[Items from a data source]

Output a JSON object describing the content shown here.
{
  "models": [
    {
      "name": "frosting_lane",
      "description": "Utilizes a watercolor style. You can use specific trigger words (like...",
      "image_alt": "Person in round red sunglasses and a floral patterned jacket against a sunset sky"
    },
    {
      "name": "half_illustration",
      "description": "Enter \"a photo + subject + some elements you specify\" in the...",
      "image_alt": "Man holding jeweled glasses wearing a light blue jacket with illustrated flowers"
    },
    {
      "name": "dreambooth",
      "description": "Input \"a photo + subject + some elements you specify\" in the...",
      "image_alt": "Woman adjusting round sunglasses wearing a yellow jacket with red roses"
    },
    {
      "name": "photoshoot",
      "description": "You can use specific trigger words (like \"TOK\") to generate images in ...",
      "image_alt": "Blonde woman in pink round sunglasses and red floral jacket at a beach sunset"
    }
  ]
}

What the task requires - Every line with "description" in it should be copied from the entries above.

Worked solution -
      "description": "Utilizes a watercolor style. You can use specific trigger words (like...",
      "description": "Enter \"a photo + subject + some elements you specify\" in the...",
      "description": "Input \"a photo + subject + some elements you specify\" in the...",
      "description": "You can use specific trigger words (like \"TOK\") to generate images in ...",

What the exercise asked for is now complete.